Dr. Ramamurthi’s laboratory studies fundamental mechanisms that cells use to differentiate and divide in an effort to understand how these processes may go awry during disease. His lab focuses on how proteins localize to particular subcellular locations and how they subsequently assemble to form large structures during development and cell division. Recently, he discovered that the shape of cellular membranes, either convex or concave, may recruit certain membrane shape-sensing proteins to their correct destination, a novel mechanism for subcellular protein localization.
A longstanding challenge in developmental biology is to understand how organisms construct large structures that ultimately help define how that organism looks. We are approaching this problem by examining the morphogenesis of a simple organism, a bacterial spore, and are trying to understand how it achieves its characteristic morphology. Spores are dormant cell types that are encased in a thick protein shell, termed the “coat”. Spores are highly resistant to environmental insults, and this resistance is due, in part, to the protective properties of the coat. Assembly of the basement layer of the coat depends on a tiny protein, called SpoVM, which anchors the coat onto the surface of the developing spore. We have discovered that SpoVM localizes properly by preferentially embedding in convex, or positively curved, membranes, such as those found on the surface of the spore. SpoVM then recruits a novel cytoskeletal protein, called SpoIVA, which polymerizes by hydrolyzing ATP to form a stable platform atop which other coat proteins eventually assemble. We are now employing genetic, biochemical, cytological, and biophysical approaches to understand the mechanisms by which these early events in coat assembly occur and how the self-assembly of the spore coat proceeds beyond these initial steps. Recently, we have reconstituted the assembly of the basement layer of the spore coat, using purified SpoVM and SpoIVA, around tiny silica beads surrounded by a lipid bilayer, to construct synthetic “spore-like” particles made entirely of defined components. We envision that these particles may be used as versatile platforms for the display of vaccines and drugs.

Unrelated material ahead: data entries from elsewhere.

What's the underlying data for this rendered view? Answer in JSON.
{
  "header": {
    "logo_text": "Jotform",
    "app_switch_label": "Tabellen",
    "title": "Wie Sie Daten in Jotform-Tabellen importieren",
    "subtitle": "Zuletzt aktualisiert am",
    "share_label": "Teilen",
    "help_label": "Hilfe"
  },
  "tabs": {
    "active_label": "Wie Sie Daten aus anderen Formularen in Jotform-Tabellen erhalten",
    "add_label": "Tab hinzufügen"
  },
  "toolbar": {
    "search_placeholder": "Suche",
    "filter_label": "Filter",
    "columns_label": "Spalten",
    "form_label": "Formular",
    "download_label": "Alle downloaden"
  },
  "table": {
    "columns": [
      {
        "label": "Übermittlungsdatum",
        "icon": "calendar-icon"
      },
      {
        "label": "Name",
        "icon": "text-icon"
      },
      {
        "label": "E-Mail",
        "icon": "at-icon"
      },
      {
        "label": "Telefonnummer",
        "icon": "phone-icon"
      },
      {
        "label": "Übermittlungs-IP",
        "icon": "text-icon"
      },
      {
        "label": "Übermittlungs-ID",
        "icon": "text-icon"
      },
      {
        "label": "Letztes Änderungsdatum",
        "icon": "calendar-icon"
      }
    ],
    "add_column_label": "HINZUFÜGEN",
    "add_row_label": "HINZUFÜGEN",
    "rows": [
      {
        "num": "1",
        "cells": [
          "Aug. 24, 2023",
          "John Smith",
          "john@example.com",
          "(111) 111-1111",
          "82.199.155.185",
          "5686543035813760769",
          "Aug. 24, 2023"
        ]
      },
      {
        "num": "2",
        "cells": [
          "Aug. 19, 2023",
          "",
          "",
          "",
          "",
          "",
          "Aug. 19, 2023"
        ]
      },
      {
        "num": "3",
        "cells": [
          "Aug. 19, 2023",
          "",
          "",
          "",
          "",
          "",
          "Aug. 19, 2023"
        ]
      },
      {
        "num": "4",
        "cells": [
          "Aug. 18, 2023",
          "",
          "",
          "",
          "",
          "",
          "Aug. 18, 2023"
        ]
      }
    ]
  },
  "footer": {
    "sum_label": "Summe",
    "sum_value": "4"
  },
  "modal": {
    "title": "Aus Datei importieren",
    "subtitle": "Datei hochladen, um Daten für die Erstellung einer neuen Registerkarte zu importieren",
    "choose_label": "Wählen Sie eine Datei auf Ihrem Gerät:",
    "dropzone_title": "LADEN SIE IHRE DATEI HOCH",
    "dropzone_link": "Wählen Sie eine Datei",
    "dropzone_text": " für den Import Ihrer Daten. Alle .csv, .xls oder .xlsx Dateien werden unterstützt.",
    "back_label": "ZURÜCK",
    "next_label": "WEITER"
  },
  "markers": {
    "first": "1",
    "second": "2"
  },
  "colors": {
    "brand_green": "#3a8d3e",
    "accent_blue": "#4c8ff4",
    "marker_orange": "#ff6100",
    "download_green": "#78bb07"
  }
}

***Graduate students that are interested in a postdoctoral fellowship are encouraged to send their CV directly to Kumaran Ramamurthi (email@example.com)***
- Developmental Cell. 34: 682-693, 2015. [ Journal Article ]
- Nature Commun.. 6: 6777, 2015. [ Journal Article ]
- Proc Natl Acad Sci U S A. 112: E1908-1915, 2015. [ Journal Article ]
Asymmetric Division and Differential Gene Expression During a Bacterial Developmental Program Requires DivIVA.PLoS Genet. 10(8): e1004526, 2014. [ Journal Article ]
ATP Hydrolysis by a Domain Related to Translation Factor GTPases Drives Polymerization of a Static Bacterial Morphogenetic Protein.Proc Natl Acad Sci U S A. 110(2): E151-160, 2013. [ Journal Article ]
Kumaran Ramamurthi received his Ph.D. in Molecular Biology from the University of California, Los Angeles (UCLA), where he studied the secretion of bacterial virulence proteins. After a brief research fellowship at The University of Chicago, he studied subcellular protein localization as a Ruth L. Kirchstein National Research Service Award Postdoctoral Fellow at Harvard University.
He arrived at the NIH in 2009 as a Tenure Track Investigator and was promoted to Senior Investigator in 2016. He currently serves on the Editorial Board of The Journal of Biological Chemistry and is the Co-Director of the NIH-Johns Hopkins University Graduate Partnership Program. He received the National Cancer Institute Director’s Award in 2016.
|Amanda Decker||Postbaccalaureate Fellow (CRTA)|
|Thomas Delerue Ph.D.||Postdoctoral Fellow (Visiting)|
|Jailynn Harke||Postbaccalaureate Fellow (CRTA)|
|Minsuk Kong Ph.D.||Postdoctoral Fellow (CRTA)|
|Taylor Updegrove Ph.D.||Research Fellow|